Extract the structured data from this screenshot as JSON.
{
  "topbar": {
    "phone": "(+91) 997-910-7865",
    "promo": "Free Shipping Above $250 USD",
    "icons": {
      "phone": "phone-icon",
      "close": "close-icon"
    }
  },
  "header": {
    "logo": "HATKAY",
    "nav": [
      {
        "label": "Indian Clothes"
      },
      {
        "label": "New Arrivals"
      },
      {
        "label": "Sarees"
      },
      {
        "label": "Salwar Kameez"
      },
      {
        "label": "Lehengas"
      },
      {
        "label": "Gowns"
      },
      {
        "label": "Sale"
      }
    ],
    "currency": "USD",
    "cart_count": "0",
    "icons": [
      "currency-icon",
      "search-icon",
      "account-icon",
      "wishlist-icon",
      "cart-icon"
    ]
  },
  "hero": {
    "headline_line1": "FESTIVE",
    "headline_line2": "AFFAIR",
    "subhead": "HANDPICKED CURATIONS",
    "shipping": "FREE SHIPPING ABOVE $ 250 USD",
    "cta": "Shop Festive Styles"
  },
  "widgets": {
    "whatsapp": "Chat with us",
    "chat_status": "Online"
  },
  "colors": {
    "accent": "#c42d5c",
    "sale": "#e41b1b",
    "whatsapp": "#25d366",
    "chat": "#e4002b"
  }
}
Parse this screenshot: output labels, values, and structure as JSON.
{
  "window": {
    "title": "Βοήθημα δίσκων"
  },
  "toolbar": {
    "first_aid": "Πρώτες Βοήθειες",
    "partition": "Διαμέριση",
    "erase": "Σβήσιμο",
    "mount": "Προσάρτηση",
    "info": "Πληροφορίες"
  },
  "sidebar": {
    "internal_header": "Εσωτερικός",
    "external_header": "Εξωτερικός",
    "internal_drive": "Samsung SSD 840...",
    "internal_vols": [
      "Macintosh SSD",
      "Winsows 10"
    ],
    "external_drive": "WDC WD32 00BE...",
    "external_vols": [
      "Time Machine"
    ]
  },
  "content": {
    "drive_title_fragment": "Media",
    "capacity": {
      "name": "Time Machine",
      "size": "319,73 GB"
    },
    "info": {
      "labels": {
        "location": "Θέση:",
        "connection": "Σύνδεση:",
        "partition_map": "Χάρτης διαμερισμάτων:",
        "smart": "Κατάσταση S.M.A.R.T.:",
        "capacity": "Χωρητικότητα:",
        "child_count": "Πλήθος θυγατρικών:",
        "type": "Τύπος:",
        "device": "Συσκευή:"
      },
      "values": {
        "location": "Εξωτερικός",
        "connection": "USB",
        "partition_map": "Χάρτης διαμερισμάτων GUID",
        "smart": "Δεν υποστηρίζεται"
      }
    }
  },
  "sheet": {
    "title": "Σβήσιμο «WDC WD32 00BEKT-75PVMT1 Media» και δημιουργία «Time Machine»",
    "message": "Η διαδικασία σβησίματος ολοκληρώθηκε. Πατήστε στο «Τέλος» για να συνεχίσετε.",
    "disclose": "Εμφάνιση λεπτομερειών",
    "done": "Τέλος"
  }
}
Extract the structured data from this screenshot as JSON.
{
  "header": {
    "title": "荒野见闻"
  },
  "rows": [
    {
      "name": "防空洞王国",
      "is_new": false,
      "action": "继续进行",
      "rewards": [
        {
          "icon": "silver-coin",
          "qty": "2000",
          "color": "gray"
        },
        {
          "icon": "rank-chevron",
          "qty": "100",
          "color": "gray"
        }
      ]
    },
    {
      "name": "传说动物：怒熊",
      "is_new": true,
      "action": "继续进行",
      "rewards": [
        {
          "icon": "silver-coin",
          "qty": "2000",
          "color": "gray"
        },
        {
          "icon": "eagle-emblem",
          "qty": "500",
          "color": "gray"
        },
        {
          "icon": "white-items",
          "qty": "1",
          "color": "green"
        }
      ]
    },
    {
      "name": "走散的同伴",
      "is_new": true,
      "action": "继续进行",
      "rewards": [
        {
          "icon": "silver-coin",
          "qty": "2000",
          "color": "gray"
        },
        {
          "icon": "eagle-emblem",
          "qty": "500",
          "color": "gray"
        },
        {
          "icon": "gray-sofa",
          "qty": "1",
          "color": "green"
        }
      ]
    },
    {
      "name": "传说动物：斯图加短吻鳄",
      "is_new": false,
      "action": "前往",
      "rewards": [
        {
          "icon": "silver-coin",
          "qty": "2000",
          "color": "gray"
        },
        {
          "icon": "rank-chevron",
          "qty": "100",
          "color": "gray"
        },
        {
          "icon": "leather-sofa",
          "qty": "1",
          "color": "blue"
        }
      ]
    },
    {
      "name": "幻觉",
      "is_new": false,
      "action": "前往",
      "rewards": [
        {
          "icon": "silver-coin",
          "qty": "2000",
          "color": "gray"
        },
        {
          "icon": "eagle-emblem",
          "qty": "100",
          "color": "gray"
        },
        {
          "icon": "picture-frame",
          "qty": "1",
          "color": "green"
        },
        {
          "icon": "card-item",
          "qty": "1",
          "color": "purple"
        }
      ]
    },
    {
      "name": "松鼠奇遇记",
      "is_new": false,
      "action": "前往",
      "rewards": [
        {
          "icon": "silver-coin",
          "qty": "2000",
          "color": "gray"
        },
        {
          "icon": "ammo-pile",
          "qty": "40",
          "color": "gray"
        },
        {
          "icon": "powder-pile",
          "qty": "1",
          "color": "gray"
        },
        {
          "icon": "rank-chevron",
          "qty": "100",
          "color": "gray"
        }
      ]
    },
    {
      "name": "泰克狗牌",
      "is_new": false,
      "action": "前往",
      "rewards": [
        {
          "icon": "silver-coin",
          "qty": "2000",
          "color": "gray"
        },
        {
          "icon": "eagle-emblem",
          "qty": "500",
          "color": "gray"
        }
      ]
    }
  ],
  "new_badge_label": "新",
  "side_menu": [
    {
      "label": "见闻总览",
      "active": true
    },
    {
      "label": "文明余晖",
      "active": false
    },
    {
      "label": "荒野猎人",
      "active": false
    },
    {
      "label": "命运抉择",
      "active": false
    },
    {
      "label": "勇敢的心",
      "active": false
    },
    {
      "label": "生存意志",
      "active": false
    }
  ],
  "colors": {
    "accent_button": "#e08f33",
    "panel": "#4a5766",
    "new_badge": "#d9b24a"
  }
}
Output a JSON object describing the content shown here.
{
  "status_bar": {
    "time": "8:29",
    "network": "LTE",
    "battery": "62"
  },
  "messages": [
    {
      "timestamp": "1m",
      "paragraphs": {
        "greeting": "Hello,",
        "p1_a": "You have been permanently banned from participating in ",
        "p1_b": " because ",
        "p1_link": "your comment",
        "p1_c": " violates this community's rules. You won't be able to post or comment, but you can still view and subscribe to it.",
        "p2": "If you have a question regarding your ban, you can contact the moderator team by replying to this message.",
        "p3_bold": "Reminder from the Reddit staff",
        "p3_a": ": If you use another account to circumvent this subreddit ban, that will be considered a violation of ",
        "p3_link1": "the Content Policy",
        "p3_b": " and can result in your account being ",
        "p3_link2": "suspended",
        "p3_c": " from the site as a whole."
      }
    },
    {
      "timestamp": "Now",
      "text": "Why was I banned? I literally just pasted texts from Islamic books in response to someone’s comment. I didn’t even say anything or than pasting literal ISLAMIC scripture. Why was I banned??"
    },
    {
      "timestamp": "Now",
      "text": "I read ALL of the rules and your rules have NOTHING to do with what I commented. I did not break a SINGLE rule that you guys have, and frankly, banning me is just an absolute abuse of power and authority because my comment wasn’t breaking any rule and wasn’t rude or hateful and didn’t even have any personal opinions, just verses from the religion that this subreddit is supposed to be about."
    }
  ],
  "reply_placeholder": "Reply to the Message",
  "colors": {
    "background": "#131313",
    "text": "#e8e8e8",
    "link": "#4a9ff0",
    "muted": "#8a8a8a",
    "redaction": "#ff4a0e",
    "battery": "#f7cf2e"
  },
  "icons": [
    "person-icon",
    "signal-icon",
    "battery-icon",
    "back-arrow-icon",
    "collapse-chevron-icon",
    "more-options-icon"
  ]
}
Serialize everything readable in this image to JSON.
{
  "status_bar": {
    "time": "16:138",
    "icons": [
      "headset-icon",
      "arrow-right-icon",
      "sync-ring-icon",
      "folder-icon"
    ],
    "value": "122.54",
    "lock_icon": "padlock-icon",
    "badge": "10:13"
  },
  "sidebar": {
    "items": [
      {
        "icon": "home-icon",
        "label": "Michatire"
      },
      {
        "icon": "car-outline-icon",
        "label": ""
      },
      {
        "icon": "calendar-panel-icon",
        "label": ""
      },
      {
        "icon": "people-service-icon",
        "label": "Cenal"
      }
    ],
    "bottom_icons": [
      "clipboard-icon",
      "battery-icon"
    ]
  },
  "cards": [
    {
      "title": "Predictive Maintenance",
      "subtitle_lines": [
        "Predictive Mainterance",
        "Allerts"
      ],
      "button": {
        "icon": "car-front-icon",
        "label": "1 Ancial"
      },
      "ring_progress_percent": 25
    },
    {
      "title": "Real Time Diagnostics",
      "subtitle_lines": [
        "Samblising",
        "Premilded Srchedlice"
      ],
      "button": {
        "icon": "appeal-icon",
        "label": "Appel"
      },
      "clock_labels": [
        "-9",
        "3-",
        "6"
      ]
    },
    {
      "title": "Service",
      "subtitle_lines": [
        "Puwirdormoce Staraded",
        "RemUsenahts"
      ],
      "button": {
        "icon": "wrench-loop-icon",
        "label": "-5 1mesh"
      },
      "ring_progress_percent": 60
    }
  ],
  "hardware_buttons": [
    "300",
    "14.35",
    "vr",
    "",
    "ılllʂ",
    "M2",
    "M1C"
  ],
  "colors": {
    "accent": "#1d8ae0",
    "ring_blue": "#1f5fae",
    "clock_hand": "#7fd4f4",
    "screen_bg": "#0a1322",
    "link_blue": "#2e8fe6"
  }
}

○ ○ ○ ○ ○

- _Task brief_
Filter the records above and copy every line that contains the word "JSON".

- _Task result_
Extract the structured data from this screenshot as JSON.
Parse this screenshot: output labels, values, and structure as JSON.
Extract the structured data from this screenshot as JSON.
Output a JSON object describing the content shown here.
Serialize everything readable in this image to JSON.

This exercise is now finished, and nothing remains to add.